For destinations not near the minibus routes, phone Rikki's (423-4888), which will load you into its teeny pickups (bakkies) and take you anywhere in town, including the Table Mountain cableway station, for $1.25 to $1.90. Taxis flag at $.25 and cost $.90 per kilometer ($.56 per mile, a bargain); reliable companies include Sea Point Taxis (434-4444) and Marine Taxis (434-0434). Use them at night when the streets become less safe.
Which brings us to crime. It's true that theft occurs here more often than in many American cities. Counter it by taking the same precautions you'd take in any new city. By keeping my appearance neutral, my wallet light, and not wandering around on foot at night, I spent six months here without even a hint of trouble. The bombings splashed all over the media are overplayed; usually targeted at gay bars and police, in the last three years they've led to three deaths -- no different than tourist-thronged London. Simple street smarts should see you through quite nicely; don't let scare stories cheat you out of the eye-opening, mind-expanding experience that is Cape Town.
A Cape Crusade
Specialty travel vendors such as Magical Holidays (800/228-2208) and 2Afrika (877/200-5610, 2afrika.com) can often cut you a deal for $1,000 or so round-trip, usually via Europe. You may pare costs slightly by flying into Johannesburg (served by more airlines, and by SAA from New York) and taking a two-hour connecting flight (about $150 round-trip). 2Afrika also offers air/hotel packages that in the October/November shoulder season, for example, can mean $995 plus taxes for extendable round-trip airfare and five nights' hotel in town.
To book B&Bs in the Western Cape area try the Portfolio Collection (http://www.portfoliocollection.com/), which lists nearly 300.

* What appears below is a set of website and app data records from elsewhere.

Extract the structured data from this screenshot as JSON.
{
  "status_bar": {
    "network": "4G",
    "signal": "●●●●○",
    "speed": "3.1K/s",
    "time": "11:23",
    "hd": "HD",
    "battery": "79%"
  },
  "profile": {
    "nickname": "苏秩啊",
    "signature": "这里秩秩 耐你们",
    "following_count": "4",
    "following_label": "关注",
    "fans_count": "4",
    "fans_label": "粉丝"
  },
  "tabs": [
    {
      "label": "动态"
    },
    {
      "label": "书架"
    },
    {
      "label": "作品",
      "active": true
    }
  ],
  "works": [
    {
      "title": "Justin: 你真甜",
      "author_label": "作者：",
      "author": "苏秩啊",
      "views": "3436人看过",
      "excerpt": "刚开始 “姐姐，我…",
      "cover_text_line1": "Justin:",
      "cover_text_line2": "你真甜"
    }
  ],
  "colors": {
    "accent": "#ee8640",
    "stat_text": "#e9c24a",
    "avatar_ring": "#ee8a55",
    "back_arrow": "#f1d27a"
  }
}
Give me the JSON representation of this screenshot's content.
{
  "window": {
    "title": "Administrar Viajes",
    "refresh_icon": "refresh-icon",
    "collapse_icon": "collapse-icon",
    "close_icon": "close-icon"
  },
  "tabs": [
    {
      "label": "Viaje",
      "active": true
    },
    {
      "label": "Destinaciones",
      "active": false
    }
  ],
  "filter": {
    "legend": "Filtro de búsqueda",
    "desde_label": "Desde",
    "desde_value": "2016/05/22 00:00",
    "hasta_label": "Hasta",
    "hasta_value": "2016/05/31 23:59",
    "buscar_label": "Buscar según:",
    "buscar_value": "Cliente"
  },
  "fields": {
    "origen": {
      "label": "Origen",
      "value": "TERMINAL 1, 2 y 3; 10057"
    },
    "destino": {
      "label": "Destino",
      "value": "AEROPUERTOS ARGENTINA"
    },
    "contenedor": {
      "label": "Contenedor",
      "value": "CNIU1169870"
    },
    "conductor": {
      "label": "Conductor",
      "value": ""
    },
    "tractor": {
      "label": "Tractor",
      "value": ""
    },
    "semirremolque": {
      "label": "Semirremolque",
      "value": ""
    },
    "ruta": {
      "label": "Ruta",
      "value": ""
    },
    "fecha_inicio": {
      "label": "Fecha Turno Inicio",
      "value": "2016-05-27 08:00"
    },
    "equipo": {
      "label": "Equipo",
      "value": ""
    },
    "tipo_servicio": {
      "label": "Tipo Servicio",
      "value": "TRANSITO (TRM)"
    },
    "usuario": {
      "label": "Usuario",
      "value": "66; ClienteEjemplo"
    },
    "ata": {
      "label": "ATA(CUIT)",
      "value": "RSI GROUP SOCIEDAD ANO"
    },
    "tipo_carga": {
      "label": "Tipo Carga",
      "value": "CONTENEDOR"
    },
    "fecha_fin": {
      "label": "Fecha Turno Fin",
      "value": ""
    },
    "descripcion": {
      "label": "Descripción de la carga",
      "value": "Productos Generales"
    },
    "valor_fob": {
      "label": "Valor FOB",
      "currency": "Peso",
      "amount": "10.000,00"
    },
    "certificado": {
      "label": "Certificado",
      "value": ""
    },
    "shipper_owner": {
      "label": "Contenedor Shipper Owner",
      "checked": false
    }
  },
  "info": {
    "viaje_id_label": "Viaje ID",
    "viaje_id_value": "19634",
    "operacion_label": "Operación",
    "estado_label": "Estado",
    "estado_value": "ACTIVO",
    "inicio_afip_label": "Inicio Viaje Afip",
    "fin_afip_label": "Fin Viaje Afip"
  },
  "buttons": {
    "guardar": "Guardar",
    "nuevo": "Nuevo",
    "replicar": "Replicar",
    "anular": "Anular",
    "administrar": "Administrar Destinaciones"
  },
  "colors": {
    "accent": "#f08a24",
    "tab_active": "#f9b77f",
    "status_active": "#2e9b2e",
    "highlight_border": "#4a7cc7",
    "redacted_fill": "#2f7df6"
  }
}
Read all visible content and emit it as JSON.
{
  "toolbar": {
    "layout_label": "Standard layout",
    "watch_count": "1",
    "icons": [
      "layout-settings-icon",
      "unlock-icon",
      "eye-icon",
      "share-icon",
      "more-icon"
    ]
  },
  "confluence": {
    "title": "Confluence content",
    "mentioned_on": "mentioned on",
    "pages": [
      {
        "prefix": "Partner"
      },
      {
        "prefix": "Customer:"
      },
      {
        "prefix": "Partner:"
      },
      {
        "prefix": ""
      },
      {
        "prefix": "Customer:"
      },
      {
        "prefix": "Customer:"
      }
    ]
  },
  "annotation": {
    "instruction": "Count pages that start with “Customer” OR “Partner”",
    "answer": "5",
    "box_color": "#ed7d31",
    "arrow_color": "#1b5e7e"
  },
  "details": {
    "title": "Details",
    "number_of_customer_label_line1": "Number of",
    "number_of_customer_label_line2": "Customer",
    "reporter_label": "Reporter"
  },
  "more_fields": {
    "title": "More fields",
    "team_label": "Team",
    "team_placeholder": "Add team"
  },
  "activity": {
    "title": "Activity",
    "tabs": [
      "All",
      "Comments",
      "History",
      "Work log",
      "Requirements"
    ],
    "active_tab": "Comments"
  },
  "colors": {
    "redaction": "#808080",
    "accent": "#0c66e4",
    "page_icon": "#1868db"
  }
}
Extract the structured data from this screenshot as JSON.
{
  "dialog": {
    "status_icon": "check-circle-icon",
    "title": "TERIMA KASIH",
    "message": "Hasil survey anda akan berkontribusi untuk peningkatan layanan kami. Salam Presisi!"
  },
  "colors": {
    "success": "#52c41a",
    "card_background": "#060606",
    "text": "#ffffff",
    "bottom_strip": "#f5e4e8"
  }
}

For more information, call 212/730-2929 or visit gocapetown.co.za. When dialing Cape Town, use the prefix 011-27-21.